= Extracted information =
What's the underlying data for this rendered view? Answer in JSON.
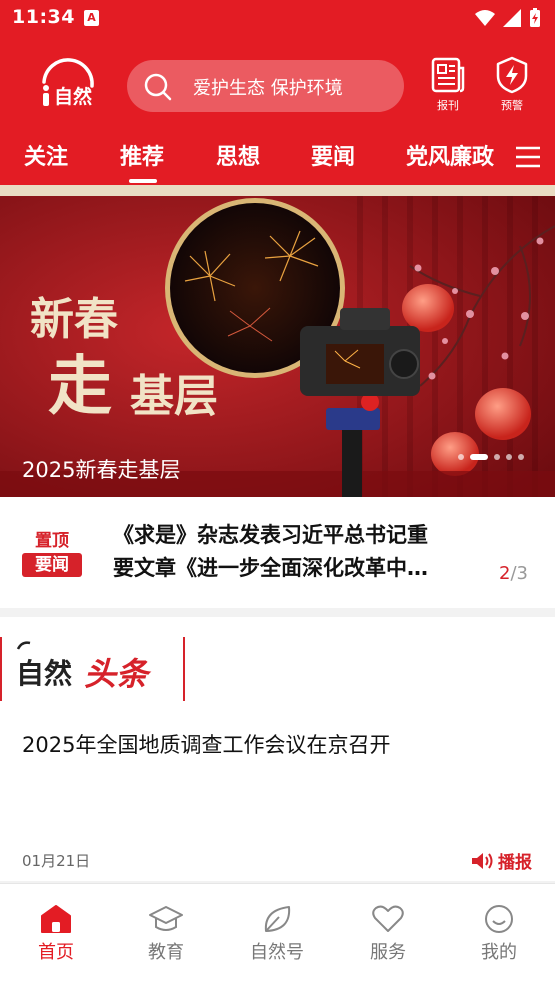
{
  "status_bar": {
    "time": "11:34",
    "notification_badge": "A"
  },
  "header": {
    "logo_text": "i自然",
    "search_placeholder": "爱护生态 保护环境",
    "baokan_label": "报刊",
    "yujing_label": "预警"
  },
  "tabs": [
    {
      "label": "关注"
    },
    {
      "label": "推荐"
    },
    {
      "label": "思想"
    },
    {
      "label": "要闻"
    },
    {
      "label": "党风廉政"
    }
  ],
  "banner": {
    "caption": "2025新春走基层",
    "art_text_1": "新春",
    "art_text_2": "走",
    "art_text_3": "基层",
    "slides": 5,
    "active_slide": 2
  },
  "pinned": {
    "badge_top": "置顶",
    "badge_bottom": "要闻",
    "title_line1": "《求是》杂志发表习近平总书记重",
    "title_line2": "要文章《进一步全面深化改革中…",
    "page_current": "2",
    "page_total": "/3"
  },
  "headline_card": {
    "logo_text_1": "自然",
    "logo_text_2": "头条",
    "title": "2025年全国地质调查工作会议在京召开",
    "date": "01月21日",
    "play_label": "播报"
  },
  "bottom_nav": [
    {
      "label": "首页",
      "icon": "home-icon",
      "active": true
    },
    {
      "label": "教育",
      "icon": "graduation-cap-icon"
    },
    {
      "label": "自然号",
      "icon": "leaf-icon"
    },
    {
      "label": "服务",
      "icon": "heart-icon"
    },
    {
      "label": "我的",
      "icon": "smiley-icon"
    }
  ],
  "colors": {
    "brand_red": "#e31c24",
    "accent_red": "#d6222a",
    "gold": "#e9dcc3"
  }
}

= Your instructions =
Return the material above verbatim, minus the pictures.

= Written response =
What's the underlying data for this rendered view? Answer in JSON.
{
  "status_bar": {
    "time": "11:34",
    "notification_badge": "A"
  },
  "header": {
    "logo_text": "i自然",
    "search_placeholder": "爱护生态 保护环境",
    "baokan_label": "报刊",
    "yujing_label": "预警"
  },
  "tabs": [
    {
      "label": "关注"
    },
    {
      "label": "推荐"
    },
    {
      "label": "思想"
    },
    {
      "label": "要闻"
    },
    {
      "label": "党风廉政"
    }
  ],
  "banner": {
    "caption": "2025新春走基层",
    "art_text_1": "新春",
    "art_text_2": "走",
    "art_text_3": "基层",
    "slides": 5,
    "active_slide": 2
  },
  "pinned": {
    "badge_top": "置顶",
    "badge_bottom": "要闻",
    "title_line1": "《求是》杂志发表习近平总书记重",
    "title_line2": "要文章《进一步全面深化改革中…",
    "page_current": "2",
    "page_total": "/3"
  },
  "headline_card": {
    "logo_text_1": "自然",
    "logo_text_2": "头条",
    "title": "2025年全国地质调查工作会议在京召开",
    "date": "01月21日",
    "play_label": "播报"
  },
  "bottom_nav": [
    {
      "label": "首页",
      "icon": "home-icon",
      "active": true
    },
    {
      "label": "教育",
      "icon": "graduation-cap-icon"
    },
    {
      "label": "自然号",
      "icon": "leaf-icon"
    },
    {
      "label": "服务",
      "icon": "heart-icon"
    },
    {
      "label": "我的",
      "icon": "smiley-icon"
    }
  ],
  "colors": {
    "brand_red": "#e31c24",
    "accent_red": "#d6222a",
    "gold": "#e9dcc3"
  }
}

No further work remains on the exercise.